:: Excerpted data
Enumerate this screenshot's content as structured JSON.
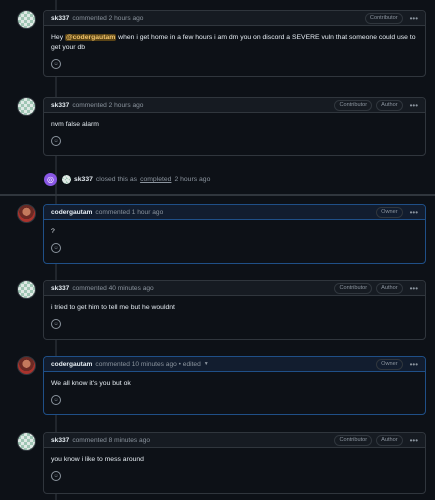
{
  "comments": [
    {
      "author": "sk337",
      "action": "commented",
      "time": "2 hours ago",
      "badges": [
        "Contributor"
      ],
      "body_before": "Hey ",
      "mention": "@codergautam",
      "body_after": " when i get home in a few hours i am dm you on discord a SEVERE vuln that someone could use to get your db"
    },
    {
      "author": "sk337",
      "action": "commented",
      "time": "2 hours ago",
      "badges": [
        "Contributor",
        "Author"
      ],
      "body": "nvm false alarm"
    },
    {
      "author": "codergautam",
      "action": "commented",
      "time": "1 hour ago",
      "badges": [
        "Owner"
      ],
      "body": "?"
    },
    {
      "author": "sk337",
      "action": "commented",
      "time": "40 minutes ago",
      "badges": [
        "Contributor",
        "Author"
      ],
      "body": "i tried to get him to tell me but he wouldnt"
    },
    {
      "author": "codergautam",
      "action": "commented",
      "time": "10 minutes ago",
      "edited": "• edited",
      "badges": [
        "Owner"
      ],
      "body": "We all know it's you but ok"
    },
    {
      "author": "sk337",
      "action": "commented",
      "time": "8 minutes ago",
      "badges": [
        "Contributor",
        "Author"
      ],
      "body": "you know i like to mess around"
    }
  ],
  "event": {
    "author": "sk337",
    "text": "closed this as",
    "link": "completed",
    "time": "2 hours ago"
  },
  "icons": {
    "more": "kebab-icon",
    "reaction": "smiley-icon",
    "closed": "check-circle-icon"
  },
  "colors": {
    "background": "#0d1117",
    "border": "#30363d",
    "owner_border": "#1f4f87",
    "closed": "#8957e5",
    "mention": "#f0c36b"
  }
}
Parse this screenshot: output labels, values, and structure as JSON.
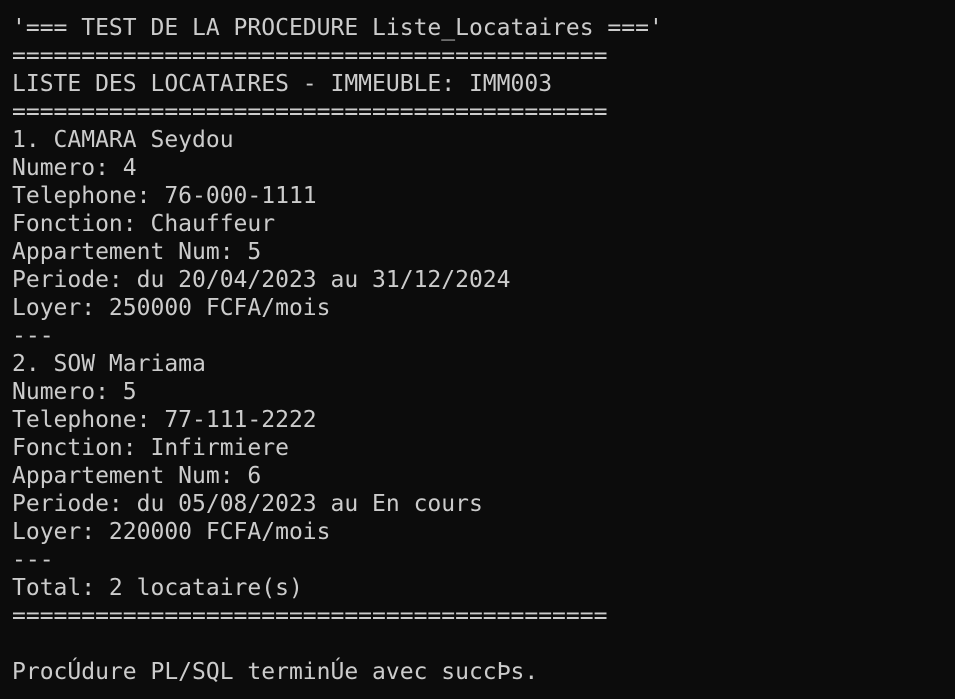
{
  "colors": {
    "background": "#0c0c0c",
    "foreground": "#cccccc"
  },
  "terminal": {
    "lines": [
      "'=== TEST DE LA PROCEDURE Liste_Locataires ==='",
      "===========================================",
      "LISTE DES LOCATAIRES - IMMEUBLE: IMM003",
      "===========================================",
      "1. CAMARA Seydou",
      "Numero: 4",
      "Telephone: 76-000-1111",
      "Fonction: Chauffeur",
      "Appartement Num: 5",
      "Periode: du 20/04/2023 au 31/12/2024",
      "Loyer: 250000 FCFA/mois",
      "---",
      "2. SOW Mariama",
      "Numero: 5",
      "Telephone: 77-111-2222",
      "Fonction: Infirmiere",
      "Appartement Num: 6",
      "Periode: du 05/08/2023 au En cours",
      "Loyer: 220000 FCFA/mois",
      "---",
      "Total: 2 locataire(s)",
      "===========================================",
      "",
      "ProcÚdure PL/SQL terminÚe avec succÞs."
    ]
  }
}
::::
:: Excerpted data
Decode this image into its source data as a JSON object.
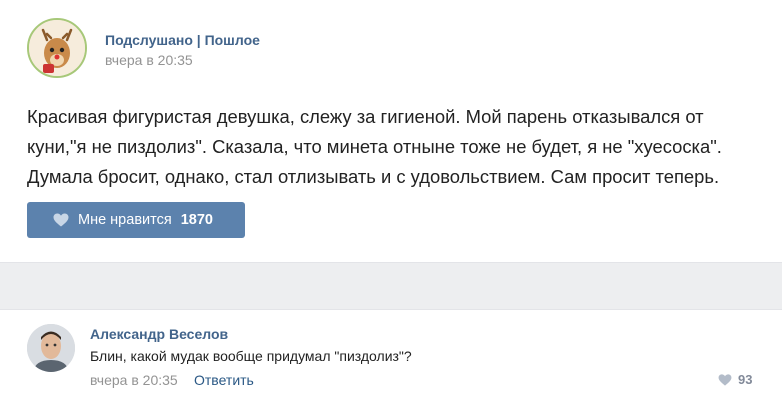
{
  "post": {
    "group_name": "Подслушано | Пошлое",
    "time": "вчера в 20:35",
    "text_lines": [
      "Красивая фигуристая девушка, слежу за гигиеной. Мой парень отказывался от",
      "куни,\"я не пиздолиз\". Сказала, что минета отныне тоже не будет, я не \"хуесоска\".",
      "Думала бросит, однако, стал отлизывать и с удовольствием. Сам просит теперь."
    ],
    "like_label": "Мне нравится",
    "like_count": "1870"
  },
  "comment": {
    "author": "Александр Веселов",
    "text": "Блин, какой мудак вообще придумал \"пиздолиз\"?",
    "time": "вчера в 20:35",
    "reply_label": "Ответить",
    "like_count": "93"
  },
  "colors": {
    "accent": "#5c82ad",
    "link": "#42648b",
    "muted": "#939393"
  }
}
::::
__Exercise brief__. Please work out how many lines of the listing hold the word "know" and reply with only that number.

__Written solution__. 2